George Gross, 83, corporate sports editor at the Sun, remembers the late 1960s through the blue-tinted lens of a reporter on the Toronto Maple Leafs beat. There were only four people covering the team then: Gross, then with the now-defunct Toronto Telegram; Red Burnett of the Toronto Star, Rex MacLeod of the Globe; and Foster Hewitt of Hockey Night in Canada (who posthumously had a broadcast booth named after him in the Air Canada Centre).

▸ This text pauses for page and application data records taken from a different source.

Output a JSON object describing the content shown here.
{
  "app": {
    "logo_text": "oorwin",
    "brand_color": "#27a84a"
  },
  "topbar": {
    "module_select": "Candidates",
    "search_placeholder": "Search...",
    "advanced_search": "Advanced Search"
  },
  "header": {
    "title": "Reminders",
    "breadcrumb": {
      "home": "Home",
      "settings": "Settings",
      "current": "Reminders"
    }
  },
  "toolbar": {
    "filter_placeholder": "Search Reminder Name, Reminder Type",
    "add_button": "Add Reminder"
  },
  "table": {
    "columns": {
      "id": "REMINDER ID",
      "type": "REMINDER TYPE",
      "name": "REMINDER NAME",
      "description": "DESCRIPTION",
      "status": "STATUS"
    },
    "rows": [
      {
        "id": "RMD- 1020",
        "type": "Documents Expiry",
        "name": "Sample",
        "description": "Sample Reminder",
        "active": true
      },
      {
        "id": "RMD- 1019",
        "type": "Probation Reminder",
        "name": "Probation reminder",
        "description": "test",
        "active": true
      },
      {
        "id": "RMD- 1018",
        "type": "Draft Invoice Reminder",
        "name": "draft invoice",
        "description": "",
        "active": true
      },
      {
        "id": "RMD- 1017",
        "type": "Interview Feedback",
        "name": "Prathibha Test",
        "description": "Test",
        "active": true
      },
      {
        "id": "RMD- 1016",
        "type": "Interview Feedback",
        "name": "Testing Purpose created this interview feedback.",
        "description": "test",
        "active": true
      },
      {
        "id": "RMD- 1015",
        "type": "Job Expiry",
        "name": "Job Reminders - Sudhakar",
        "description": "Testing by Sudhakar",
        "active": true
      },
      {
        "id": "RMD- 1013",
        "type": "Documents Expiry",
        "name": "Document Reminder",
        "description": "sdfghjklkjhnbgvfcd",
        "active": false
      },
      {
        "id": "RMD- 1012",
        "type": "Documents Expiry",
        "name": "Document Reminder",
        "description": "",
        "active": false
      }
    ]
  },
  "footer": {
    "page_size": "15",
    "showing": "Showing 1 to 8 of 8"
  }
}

This who’s who crew of Toronto sports scribes actually paid its own way from arena to arena. In those days, payment meant a spot on the team flight with Tim Horton and company. “We had real access to those guys,” Gross says. Compare that to the scrums on TSN or Sportsnet, where Mats Sundin speaks to a wall of microphones, the same sound byte for all, before slinking back to the dressing room.

At the head of the ’60s Leafs was coach Punch Imlach. Aside from being the architect of the team’s last four Stanley Cups, Imlach was also known for his kindness to the journalists and broadcasters who chronicled his every action. It was partly due to his acknowledging the positions of power sportswriters held in the city, but it was kindness nonetheless.

“We knew he had to do a job, but at the same time, Punch Imlach knew that we had to do a job,” Gross says. “We couldn’t prostitute ourselves. If the team played lousy, we said it.” When a poor line change against the Boston Bruins one game cost the Leafs a goal and the win, Gross spelled it out in a Telyheadline the next morning: “Imlach blows last night’s hockey game.”

At team practice, Gross says, Imlach would approach him and say, “You didn’t have to be that rough on me.” But after a brief chat, Imlach would say, “‘Okay, I understand. Let’s have lunch.’ And that was it.”

To this day, Gross says his time on the Leafs beat thirty years ago allowed him a chance to develop the kind of access younger reporters wouldn’t have. “I can call several, well, most players, at midnight at home and they’ll still talk to me.”

Some journalists, like Young, took such a liking to Imlach that, when he was eventually fired by then owner Conn Smythe, Young was one of the first to show up at his front door – as a friend. Now? Don’t count on a Damien Cox or Bob McKenzie showing up at coach Pat Quinn’s door the day he’s fired.

“Today’s sportswriters are less protective of organization,” says Rick Matsumoto, a Star sportswriter who started out at the Tely. “We’re always hammering away at someone.”

He attributes the change in posturing to changes in ownership since the days of Imlach. “Harold Ballard [owner of the Leafs after Smythe] was an old curmudgeon,” Matsumoto remembers. “People viewed him sort of as a silly old man. You don’t have the same feeling toward Maple Leaf Sports and Entertainment,” whose majority owner now is the Ontario Teachers Pension Plan.

Along with that transition of sport into business was the rise of the multimillion-dollar player. Today they are younger, richer, “smartass, punky athletes,” says Matsumoto. In the old days, he says, “They were more like the guys who were writing about them. You could ride with them and play cards back then.”

Of course, it’s even tougher to ride with the boys when throngs of writers and broadcast teams all want to know why you blew it during the game. “There’s almost an antagonism today,” says Bill Stevenson, former sports host for CFRB radio. “The coach is afraid to say anything and the journalist can take the blame for that. I guess in those days, too, it wasn’t quite as competitive for the very simple reason there were no sports stations.”

Or, as Jim Hunt eloquently put it during an interview in October: “Now there’s so much television – there’s so much damn TV.”